(Items listed in a dataset)
BEGIN

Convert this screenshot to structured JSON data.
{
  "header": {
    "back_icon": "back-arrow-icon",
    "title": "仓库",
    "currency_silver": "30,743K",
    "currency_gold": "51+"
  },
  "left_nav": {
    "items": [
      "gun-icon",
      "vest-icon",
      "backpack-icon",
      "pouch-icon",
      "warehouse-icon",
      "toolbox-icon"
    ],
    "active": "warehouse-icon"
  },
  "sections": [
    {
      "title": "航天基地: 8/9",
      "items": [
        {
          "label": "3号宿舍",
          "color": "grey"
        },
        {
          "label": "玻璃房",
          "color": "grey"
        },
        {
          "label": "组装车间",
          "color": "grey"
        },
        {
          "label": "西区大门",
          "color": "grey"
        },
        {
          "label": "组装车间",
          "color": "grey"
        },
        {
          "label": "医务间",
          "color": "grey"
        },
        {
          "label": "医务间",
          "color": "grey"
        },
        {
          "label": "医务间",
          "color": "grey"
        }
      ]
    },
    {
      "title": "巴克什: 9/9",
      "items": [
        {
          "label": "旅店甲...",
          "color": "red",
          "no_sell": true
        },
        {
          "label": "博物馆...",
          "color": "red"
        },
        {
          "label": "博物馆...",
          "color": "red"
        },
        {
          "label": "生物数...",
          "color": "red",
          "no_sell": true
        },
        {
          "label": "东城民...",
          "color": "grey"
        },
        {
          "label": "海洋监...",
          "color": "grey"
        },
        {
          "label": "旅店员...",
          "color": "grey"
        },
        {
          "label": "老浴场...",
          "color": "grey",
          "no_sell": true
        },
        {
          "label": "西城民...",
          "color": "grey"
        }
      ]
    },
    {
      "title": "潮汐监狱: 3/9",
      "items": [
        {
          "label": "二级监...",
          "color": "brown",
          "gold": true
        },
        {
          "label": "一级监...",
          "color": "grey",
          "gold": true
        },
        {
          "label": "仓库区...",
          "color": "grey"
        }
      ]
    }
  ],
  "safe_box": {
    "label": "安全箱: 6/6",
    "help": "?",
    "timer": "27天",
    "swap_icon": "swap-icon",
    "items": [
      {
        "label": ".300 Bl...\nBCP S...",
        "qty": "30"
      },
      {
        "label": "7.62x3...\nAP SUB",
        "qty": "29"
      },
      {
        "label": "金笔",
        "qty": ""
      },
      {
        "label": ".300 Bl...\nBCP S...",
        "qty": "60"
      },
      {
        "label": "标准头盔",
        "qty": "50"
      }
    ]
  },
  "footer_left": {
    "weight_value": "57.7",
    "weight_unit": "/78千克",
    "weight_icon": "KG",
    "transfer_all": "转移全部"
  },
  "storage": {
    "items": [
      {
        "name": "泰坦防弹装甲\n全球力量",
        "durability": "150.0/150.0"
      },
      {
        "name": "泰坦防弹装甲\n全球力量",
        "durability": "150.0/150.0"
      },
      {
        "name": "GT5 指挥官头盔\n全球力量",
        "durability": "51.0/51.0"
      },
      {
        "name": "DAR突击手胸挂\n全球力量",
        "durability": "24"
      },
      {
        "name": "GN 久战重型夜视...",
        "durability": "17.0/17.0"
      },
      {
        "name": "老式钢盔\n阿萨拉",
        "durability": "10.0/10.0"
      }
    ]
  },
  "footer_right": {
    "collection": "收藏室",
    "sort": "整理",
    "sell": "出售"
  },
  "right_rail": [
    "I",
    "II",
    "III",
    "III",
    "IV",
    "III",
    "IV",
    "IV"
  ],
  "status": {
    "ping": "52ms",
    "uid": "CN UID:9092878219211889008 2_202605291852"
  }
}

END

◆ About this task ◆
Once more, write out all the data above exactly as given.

◆ Answer ◆
Convert this screenshot to structured JSON data.
{
  "header": {
    "back_icon": "back-arrow-icon",
    "title": "仓库",
    "currency_silver": "30,743K",
    "currency_gold": "51+"
  },
  "left_nav": {
    "items": [
      "gun-icon",
      "vest-icon",
      "backpack-icon",
      "pouch-icon",
      "warehouse-icon",
      "toolbox-icon"
    ],
    "active": "warehouse-icon"
  },
  "sections": [
    {
      "title": "航天基地: 8/9",
      "items": [
        {
          "label": "3号宿舍",
          "color": "grey"
        },
        {
          "label": "玻璃房",
          "color": "grey"
        },
        {
          "label": "组装车间",
          "color": "grey"
        },
        {
          "label": "西区大门",
          "color": "grey"
        },
        {
          "label": "组装车间",
          "color": "grey"
        },
        {
          "label": "医务间",
          "color": "grey"
        },
        {
          "label": "医务间",
          "color": "grey"
        },
        {
          "label": "医务间",
          "color": "grey"
        }
      ]
    },
    {
      "title": "巴克什: 9/9",
      "items": [
        {
          "label": "旅店甲...",
          "color": "red",
          "no_sell": true
        },
        {
          "label": "博物馆...",
          "color": "red"
        },
        {
          "label": "博物馆...",
          "color": "red"
        },
        {
          "label": "生物数...",
          "color": "red",
          "no_sell": true
        },
        {
          "label": "东城民...",
          "color": "grey"
        },
        {
          "label": "海洋监...",
          "color": "grey"
        },
        {
          "label": "旅店员...",
          "color": "grey"
        },
        {
          "label": "老浴场...",
          "color": "grey",
          "no_sell": true
        },
        {
          "label": "西城民...",
          "color": "grey"
        }
      ]
    },
    {
      "title": "潮汐监狱: 3/9",
      "items": [
        {
          "label": "二级监...",
          "color": "brown",
          "gold": true
        },
        {
          "label": "一级监...",
          "color": "grey",
          "gold": true
        },
        {
          "label": "仓库区...",
          "color": "grey"
        }
      ]
    }
  ],
  "safe_box": {
    "label": "安全箱: 6/6",
    "help": "?",
    "timer": "27天",
    "swap_icon": "swap-icon",
    "items": [
      {
        "label": ".300 Bl...\nBCP S...",
        "qty": "30"
      },
      {
        "label": "7.62x3...\nAP SUB",
        "qty": "29"
      },
      {
        "label": "金笔",
        "qty": ""
      },
      {
        "label": ".300 Bl...\nBCP S...",
        "qty": "60"
      },
      {
        "label": "标准头盔",
        "qty": "50"
      }
    ]
  },
  "footer_left": {
    "weight_value": "57.7",
    "weight_unit": "/78千克",
    "weight_icon": "KG",
    "transfer_all": "转移全部"
  },
  "storage": {
    "items": [
      {
        "name": "泰坦防弹装甲\n全球力量",
        "durability": "150.0/150.0"
      },
      {
        "name": "泰坦防弹装甲\n全球力量",
        "durability": "150.0/150.0"
      },
      {
        "name": "GT5 指挥官头盔\n全球力量",
        "durability": "51.0/51.0"
      },
      {
        "name": "DAR突击手胸挂\n全球力量",
        "durability": "24"
      },
      {
        "name": "GN 久战重型夜视...",
        "durability": "17.0/17.0"
      },
      {
        "name": "老式钢盔\n阿萨拉",
        "durability": "10.0/10.0"
      }
    ]
  },
  "footer_right": {
    "collection": "收藏室",
    "sort": "整理",
    "sell": "出售"
  },
  "right_rail": [
    "I",
    "II",
    "III",
    "III",
    "IV",
    "III",
    "IV",
    "IV"
  ],
  "status": {
    "ping": "52ms",
    "uid": "CN UID:9092878219211889008 2_202605291852"
  }
}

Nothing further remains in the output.